DATASET EXCERPTS:
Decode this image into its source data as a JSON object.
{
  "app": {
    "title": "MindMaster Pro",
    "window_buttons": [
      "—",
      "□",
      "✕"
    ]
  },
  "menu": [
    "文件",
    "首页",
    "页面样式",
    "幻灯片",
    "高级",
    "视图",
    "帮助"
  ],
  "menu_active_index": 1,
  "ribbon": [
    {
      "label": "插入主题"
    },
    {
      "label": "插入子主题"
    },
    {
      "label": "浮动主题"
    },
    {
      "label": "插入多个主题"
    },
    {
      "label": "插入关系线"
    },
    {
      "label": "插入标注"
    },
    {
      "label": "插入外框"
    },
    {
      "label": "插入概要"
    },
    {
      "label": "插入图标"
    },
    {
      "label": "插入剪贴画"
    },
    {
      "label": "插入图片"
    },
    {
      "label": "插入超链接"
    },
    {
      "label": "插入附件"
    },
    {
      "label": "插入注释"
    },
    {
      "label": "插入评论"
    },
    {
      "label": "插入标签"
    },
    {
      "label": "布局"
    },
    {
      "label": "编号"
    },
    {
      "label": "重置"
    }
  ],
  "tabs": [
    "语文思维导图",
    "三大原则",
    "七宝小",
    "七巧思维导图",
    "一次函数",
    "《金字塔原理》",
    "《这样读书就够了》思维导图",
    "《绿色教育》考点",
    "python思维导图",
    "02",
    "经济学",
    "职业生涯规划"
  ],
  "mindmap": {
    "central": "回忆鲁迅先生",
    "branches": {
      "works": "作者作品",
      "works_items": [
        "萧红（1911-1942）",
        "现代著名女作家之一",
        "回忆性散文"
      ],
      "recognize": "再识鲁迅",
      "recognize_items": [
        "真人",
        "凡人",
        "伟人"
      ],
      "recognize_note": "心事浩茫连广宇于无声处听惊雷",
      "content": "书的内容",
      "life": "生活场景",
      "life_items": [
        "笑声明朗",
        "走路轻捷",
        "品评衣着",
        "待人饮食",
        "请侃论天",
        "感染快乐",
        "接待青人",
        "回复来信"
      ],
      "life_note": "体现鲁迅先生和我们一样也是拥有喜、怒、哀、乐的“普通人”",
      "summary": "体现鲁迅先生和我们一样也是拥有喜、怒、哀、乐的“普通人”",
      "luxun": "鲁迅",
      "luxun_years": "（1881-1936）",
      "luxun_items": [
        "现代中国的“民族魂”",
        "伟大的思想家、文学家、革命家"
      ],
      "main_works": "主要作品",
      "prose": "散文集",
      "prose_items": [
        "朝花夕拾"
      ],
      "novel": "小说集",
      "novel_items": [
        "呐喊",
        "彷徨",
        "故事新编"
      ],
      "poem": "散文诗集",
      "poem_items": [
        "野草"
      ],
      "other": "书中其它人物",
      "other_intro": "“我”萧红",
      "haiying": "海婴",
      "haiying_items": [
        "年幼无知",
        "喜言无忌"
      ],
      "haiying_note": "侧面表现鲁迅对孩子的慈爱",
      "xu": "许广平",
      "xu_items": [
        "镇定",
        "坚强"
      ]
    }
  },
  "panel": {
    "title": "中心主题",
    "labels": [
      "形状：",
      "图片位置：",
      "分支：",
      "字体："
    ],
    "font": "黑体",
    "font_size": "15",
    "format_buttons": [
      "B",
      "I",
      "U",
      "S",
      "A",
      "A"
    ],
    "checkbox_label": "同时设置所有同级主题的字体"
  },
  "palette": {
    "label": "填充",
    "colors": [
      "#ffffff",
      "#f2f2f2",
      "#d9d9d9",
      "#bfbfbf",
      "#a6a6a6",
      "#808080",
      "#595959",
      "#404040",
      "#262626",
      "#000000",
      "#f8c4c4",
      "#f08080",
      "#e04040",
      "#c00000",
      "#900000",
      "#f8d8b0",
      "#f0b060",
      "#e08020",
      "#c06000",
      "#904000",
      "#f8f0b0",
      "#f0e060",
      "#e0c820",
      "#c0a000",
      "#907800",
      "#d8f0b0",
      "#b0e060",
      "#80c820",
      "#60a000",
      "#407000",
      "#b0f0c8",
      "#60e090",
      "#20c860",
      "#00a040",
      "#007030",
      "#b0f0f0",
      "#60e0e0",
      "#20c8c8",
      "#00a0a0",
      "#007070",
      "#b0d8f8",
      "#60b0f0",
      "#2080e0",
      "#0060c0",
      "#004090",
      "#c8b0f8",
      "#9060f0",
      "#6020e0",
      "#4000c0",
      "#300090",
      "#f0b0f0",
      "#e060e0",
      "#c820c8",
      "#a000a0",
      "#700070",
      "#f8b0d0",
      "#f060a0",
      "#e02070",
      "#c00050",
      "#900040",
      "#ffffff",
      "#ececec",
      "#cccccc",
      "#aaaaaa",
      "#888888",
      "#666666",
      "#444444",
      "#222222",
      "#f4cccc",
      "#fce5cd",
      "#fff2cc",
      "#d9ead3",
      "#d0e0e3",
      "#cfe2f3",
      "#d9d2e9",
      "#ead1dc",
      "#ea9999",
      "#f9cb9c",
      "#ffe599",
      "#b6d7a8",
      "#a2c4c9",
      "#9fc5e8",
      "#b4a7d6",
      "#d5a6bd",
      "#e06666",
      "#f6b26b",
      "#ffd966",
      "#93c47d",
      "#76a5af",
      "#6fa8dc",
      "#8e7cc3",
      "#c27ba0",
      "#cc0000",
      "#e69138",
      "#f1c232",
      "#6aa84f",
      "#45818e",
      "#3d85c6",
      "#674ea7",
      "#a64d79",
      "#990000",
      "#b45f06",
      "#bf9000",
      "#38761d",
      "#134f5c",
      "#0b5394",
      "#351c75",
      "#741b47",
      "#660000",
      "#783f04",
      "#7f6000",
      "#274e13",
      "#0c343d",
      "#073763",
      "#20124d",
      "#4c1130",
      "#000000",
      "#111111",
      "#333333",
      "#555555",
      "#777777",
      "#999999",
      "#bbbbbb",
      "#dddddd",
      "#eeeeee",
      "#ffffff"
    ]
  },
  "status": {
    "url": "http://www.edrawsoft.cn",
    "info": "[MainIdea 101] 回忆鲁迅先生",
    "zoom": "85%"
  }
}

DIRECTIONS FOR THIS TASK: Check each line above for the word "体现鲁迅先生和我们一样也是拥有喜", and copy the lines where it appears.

SOLUTION TO THIS TASK:
      "life_note": "体现鲁迅先生和我们一样也是拥有喜、怒、哀、乐的“普通人”",
      "summary": "体现鲁迅先生和我们一样也是拥有喜、怒、哀、乐的“普通人”",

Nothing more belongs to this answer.